Task description: Find how many lines of the following entries contain "category". Reply with the number alone.

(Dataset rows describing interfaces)
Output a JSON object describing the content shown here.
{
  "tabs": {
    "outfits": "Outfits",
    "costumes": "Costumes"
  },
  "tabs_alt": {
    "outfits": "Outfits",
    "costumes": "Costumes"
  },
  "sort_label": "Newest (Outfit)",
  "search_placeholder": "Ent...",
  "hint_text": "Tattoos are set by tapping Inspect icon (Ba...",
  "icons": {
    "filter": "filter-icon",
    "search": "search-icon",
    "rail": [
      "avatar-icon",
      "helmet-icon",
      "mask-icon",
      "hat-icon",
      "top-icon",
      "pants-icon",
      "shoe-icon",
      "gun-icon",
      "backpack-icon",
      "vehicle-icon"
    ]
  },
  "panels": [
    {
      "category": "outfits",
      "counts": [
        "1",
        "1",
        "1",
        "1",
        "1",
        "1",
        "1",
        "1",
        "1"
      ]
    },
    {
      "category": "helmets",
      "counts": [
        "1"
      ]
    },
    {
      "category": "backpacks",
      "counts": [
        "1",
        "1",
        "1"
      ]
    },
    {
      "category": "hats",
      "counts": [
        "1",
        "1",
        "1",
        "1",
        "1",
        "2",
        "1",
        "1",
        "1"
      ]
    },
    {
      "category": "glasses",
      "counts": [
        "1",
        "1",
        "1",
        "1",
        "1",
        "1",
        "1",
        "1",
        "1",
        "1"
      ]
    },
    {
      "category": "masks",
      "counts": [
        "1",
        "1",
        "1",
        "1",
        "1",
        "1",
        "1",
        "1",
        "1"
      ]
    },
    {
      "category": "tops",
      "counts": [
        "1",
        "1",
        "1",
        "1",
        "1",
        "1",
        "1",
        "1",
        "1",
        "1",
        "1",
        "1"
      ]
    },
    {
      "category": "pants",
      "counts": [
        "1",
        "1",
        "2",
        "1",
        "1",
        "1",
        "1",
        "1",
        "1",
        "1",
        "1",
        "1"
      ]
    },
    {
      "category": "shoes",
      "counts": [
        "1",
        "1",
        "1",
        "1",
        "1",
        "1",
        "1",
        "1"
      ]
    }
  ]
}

Solution to the problem: 9